What about battery life?
Surprisingly, I did not see much improvement in battery life after flashing stable CyanogenMod, and it was definitely awful in the nightly. Some people report great savings, while some say it gets worse. Really, only you will be able to tell whether it works better on your device or not - they are all too different to generalize.
Launcher that keeps restarting
One of the things that pushed me to flash CM was the fact that my launchers started continuously restarting. That included Sense, LauncherPro, ADW, and Go. I was hoping that this would no longer happen in CM, but alas, it does.
My ADW EX restarts pretty often, even though the amount of available RAM hovers around 100MB. I have gone through all the settings and enabled the CM tweak that should allow launchers to stay in memory, but it did not help.
If anyone knows a solution for this, please let me know.
What do I miss from Sense?
- the HTC keyboard is still my preferred input method, even after using SwiftKey, Swype, Thumb Keyboard, and all kinds of others. The reason is simple - it has the best typing correction I've experienced, and that includes SwiftKey. I do miss the HTC keyboard, but SwiftKey should do for now
- certain Sense widgets, like Calendar and Weather, though a lot of good replacements exist in the Market
- the Sense Camera app that focuses and takes a picture when you touch and hold the screen
CyanogenMod 7 has completely transformed my phone into a device that feels future-proof and next-gen. It is faster, less buggy, and has more features that I actually care about.
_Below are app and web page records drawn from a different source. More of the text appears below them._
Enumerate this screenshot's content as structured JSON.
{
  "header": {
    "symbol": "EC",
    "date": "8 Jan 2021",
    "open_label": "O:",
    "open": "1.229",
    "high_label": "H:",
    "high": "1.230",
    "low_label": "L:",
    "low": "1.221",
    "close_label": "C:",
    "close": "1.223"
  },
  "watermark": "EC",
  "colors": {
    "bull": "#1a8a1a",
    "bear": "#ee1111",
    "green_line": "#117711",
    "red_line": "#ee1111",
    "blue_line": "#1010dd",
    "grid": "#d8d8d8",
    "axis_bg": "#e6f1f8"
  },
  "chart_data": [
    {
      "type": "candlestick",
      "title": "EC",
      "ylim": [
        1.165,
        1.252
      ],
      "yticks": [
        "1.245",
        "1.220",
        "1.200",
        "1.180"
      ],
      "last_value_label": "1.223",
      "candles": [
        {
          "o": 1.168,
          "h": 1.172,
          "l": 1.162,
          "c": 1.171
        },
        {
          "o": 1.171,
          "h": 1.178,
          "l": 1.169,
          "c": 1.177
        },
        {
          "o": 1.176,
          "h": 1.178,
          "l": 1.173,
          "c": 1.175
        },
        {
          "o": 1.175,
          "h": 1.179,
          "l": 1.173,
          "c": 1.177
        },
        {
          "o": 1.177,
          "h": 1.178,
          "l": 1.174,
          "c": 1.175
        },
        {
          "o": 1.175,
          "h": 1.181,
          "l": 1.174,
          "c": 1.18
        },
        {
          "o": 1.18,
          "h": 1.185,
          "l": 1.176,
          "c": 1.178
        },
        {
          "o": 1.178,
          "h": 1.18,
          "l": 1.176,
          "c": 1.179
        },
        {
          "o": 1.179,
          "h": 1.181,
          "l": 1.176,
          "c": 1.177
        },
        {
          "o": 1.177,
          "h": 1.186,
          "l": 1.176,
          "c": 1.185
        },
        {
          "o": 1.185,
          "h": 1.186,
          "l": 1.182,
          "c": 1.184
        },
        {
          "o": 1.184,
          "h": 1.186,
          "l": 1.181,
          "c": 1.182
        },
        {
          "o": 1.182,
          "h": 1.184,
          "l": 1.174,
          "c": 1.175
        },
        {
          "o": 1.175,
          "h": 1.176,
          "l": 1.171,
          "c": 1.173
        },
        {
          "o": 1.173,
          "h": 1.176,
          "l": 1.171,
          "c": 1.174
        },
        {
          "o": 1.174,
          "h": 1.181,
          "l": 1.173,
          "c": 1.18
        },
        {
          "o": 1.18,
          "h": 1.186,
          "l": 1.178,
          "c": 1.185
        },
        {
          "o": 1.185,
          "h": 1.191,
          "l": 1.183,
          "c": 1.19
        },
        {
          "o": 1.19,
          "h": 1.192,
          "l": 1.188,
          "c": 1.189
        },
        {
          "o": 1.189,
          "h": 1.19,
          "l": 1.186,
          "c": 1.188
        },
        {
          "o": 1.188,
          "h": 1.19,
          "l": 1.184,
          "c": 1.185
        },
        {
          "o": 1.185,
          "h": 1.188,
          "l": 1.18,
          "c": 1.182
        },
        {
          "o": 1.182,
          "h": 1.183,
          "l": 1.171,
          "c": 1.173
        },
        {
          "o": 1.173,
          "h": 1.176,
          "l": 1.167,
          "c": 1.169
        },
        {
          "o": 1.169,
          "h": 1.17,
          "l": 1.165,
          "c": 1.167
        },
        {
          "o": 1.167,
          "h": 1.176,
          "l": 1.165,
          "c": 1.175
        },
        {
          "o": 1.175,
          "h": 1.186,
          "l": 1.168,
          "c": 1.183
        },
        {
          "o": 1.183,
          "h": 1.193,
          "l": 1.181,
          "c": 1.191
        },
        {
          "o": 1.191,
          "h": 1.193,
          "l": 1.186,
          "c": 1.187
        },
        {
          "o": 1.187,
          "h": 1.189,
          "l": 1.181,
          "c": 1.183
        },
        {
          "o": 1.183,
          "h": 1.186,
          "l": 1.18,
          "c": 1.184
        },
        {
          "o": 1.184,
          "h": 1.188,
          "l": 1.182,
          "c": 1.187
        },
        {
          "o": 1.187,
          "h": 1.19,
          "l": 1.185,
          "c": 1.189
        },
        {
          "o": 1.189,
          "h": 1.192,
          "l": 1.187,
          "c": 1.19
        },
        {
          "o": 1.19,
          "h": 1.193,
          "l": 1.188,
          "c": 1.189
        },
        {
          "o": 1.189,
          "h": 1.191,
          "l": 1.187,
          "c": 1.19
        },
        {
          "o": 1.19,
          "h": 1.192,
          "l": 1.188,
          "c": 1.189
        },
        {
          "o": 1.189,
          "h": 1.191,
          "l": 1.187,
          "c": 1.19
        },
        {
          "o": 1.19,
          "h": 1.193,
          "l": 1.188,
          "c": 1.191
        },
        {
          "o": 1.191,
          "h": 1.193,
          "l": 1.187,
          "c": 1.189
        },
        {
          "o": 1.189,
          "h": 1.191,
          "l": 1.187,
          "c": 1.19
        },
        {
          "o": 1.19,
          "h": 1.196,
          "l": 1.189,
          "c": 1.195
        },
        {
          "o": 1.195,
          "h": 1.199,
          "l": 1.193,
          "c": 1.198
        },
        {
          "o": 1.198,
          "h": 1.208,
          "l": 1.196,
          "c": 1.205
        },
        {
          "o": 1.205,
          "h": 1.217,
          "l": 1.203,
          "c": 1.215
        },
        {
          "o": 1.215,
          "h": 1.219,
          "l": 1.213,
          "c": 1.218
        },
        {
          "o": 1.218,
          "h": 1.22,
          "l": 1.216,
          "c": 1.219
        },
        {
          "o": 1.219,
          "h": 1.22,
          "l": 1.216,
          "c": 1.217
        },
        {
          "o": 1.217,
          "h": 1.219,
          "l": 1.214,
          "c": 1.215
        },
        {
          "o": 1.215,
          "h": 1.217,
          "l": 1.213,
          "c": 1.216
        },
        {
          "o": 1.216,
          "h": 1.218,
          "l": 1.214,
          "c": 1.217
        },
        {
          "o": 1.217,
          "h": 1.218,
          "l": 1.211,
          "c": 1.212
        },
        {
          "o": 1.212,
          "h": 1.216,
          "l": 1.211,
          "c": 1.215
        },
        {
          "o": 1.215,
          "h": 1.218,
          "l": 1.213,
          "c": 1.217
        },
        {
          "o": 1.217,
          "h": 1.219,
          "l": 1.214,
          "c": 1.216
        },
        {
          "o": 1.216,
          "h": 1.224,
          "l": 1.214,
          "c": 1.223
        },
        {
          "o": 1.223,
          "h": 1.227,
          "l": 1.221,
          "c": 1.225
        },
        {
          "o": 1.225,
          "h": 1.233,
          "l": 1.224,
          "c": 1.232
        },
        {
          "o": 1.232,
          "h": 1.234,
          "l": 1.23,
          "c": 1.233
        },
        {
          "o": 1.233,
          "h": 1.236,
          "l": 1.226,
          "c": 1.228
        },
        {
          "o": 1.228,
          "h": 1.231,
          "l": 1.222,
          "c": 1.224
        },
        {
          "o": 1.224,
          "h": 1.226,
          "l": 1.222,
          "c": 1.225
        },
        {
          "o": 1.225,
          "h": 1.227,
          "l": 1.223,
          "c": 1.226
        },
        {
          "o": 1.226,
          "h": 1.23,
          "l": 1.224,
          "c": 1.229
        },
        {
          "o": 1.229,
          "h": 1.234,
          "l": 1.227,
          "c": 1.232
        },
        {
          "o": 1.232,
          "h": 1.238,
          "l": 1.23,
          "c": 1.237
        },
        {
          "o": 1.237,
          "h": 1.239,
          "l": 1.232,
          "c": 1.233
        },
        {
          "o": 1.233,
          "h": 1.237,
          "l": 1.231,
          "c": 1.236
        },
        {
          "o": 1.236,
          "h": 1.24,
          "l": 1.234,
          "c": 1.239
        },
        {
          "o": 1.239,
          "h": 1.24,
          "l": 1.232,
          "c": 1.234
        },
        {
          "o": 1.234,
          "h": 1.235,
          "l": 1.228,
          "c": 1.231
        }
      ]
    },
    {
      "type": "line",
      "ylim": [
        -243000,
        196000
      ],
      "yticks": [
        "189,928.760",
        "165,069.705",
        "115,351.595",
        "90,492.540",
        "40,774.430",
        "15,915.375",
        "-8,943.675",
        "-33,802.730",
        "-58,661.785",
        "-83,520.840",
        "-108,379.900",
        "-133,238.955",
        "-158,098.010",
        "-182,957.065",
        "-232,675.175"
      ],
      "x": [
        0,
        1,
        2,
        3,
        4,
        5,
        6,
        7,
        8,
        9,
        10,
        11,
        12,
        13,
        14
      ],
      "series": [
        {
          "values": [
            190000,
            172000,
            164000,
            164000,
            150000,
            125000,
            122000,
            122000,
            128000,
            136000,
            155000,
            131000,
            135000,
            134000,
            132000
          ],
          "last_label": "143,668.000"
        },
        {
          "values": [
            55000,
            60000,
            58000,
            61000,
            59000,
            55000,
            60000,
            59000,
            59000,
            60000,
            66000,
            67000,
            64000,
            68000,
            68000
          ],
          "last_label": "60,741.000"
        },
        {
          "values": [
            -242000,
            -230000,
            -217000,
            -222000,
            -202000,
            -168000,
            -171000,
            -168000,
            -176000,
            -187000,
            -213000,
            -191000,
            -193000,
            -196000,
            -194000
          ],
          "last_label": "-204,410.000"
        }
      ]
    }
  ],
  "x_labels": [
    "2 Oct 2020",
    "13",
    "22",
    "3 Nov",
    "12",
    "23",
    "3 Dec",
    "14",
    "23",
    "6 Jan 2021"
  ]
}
I was relatively happy with the EVO 4G before, but now I'm ecstatic.
If you're still on the fence, like I was for a while, do yourself a favor - go to CyanogenMod and don't look back.
Bonus: Read the Wired Modders Make Android Work the Way You Want story about the rise of CyanogenMod, including an interview with Cyanogen (Steve Kondik) himself. It reads like a Biography special and is quite entertaining.